» **Exercise brief**: Each line below with the string "Solicitud" should be copied.

(Records for this task begins)

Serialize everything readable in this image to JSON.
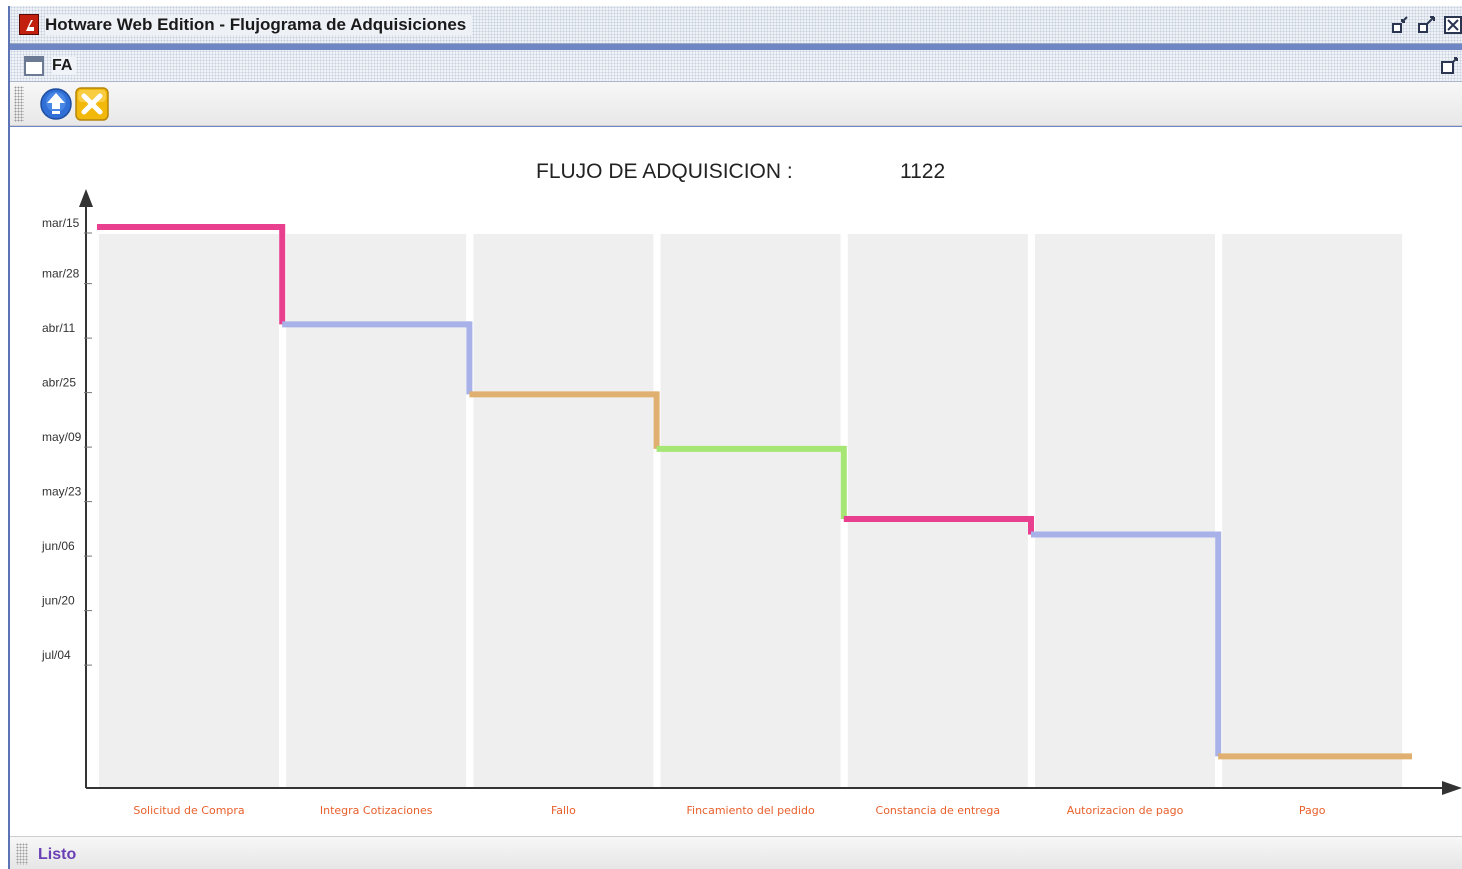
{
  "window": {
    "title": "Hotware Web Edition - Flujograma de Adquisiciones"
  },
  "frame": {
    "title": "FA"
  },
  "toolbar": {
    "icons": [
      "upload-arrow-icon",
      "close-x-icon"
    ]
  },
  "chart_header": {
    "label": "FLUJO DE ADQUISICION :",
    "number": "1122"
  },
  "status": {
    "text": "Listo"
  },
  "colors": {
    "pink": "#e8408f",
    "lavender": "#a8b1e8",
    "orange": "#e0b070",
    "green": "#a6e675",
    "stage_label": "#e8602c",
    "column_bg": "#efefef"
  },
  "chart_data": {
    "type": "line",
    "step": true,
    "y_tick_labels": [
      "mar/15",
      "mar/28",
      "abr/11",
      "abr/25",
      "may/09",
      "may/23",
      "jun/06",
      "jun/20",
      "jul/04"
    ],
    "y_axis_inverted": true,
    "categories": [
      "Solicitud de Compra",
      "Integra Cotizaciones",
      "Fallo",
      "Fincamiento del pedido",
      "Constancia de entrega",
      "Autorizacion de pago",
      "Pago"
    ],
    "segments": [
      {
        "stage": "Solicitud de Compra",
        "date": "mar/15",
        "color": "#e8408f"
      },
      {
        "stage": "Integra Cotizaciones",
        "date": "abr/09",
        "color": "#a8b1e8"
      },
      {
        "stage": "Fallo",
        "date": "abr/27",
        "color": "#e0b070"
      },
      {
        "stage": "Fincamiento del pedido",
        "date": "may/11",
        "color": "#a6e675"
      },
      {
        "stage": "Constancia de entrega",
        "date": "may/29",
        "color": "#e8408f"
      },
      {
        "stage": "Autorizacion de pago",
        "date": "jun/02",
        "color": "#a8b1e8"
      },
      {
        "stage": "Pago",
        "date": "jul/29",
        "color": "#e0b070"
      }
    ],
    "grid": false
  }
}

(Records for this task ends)
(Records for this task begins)

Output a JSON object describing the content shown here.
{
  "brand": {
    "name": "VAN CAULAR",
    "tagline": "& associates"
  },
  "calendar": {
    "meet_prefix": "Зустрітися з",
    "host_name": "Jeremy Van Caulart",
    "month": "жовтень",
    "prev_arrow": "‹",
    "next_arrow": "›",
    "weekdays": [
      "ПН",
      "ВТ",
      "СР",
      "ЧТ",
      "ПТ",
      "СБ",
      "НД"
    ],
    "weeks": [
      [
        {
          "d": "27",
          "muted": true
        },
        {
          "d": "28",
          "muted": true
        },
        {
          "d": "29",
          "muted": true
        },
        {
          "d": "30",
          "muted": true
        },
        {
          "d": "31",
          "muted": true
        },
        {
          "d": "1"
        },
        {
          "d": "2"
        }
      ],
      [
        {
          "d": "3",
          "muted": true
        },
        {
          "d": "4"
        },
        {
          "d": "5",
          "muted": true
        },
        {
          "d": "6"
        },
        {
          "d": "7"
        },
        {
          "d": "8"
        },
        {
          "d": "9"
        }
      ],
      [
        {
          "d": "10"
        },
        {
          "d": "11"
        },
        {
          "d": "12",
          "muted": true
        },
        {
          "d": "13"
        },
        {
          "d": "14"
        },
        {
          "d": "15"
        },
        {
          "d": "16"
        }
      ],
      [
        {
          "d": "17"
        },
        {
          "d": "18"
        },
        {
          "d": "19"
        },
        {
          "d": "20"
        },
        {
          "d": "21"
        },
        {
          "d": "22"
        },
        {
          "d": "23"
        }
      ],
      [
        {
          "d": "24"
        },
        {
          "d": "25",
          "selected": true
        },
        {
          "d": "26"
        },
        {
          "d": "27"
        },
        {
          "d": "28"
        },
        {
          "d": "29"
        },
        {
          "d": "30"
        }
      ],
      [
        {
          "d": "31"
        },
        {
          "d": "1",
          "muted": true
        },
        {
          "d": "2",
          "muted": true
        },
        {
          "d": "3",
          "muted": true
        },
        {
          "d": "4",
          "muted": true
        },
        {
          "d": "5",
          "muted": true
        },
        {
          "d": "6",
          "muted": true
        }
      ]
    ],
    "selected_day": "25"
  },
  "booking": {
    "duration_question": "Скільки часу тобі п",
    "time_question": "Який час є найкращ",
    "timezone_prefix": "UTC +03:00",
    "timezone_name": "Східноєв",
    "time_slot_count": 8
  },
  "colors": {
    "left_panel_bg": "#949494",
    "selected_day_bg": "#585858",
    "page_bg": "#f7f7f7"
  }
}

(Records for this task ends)

» **Solution**:
      "Solicitud de Compra",
        "stage": "Solicitud de Compra",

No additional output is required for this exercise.